excepts by Dave Pell
The introduction of antibiotics dealt a serious blow to the bacteria that attacks our bodies. But it wasn’t a deadly one. And different forms of bacteria have spent the last few decades evolving. Some of these “superbugs” are now totally resistant to antibiotics, and they are basically teaching other bacteria how to resist them as well.
Bacteria have been training at this for a long, long time. I think when a lot of people took antibiotics in the ’50s and ’60s, there was a lot of talk then about “miracle drugs” and “wonder drugs” … Had we basically pushed back those evolutionary forces? Had we essentially found a way to avoid infectious disease? Well, what we’re seeing is this evolutionary process in bacteria. It’s relentless, and what happened here was [that] bacteria learned to basically teach each other to swap these enzymes and help each other learn how to beat back our best antibiotics; our last-resort antibiotics didn’t work…
70-80 percent of all antibiotics produced — certainly more than half, at a minimum — are in fact used in farm animals to get them to market quicker and bigger. As it also turns out, this continual, low-level use is a perfect way to breed resistant strains, which can then find their way into humans.

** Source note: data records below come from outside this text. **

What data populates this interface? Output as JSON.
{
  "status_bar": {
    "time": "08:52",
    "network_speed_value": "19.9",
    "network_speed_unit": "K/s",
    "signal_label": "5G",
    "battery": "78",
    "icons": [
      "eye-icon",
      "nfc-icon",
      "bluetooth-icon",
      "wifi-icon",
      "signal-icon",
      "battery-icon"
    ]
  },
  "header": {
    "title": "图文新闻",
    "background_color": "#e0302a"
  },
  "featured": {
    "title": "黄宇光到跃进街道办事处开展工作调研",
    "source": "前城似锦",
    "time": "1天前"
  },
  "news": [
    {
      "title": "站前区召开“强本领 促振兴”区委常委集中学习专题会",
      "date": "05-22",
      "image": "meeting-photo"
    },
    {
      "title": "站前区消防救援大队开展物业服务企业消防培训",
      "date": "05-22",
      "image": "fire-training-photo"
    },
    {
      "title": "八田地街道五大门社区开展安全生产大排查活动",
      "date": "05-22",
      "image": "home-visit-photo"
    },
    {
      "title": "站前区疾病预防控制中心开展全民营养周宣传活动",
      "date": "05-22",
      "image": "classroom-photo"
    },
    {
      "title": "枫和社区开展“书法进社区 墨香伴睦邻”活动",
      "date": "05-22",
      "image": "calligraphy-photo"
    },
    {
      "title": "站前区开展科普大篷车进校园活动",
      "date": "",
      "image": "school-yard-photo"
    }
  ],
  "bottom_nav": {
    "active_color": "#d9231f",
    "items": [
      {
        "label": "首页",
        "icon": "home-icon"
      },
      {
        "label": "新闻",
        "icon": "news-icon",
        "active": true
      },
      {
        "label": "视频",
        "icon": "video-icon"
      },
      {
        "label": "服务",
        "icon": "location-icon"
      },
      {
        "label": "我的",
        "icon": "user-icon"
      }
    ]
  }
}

Here’s a great overview of the problem from Fresh Air’s Terry Gross and journalist David Hoffman: Antibiotics Can’t Keep Up With Nightmare Superbugs. “In the period before World War II … people that got infections, they had to cut it out. They had to cut off limbs, cut off toes, because there weren’t antibiotics. And oftentimes, when people talk about the fact that we might have to go back to a pre-antibiotic age, that’s what they mean — that a simple scrape on the playground could be fatal.”